### WHAT TO DO
Pull every line holding the word "maple" out of the data and copy it.
════════
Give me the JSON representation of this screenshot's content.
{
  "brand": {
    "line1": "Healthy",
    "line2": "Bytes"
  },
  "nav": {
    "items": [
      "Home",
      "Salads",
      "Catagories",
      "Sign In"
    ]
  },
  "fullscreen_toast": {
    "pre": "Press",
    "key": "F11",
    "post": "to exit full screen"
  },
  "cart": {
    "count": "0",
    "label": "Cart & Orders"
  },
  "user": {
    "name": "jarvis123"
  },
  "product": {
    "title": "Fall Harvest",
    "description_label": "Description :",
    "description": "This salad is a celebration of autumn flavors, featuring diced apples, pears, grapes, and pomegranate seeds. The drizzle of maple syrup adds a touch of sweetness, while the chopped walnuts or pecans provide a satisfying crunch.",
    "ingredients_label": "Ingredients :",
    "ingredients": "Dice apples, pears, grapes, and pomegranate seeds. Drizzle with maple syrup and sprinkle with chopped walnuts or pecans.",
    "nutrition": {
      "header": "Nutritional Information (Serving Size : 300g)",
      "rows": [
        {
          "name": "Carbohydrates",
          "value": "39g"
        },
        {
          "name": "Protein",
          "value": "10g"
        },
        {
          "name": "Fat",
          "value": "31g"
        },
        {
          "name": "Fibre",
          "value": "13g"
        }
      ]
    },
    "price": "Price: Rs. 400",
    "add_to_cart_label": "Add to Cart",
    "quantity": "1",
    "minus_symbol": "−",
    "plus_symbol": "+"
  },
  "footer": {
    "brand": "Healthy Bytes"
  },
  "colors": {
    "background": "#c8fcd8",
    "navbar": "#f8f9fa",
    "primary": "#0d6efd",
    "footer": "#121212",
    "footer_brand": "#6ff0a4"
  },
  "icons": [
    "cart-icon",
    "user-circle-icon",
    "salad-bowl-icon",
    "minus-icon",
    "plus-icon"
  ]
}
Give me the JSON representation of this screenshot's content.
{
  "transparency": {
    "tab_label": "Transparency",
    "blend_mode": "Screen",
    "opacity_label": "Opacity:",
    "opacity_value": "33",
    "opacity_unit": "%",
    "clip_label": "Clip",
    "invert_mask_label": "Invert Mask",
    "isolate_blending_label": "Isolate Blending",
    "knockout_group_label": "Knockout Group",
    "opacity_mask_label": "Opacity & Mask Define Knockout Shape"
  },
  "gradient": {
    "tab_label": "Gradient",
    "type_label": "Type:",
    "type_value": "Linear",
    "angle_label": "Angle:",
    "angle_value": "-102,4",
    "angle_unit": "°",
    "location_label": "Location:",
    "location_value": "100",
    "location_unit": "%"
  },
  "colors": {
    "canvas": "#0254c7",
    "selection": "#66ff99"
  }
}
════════
### EXERCISE RESPONSE
    "description": "This salad is a celebration of autumn flavors, featuring diced apples, pears, grapes, and pomegranate seeds. The drizzle of maple syrup adds a touch of sweetness, while the chopped walnuts or pecans provide a satisfying crunch.",
    "ingredients": "Dice apples, pears, grapes, and pomegranate seeds. Drizzle with maple syrup and sprinkle with chopped walnuts or pecans.",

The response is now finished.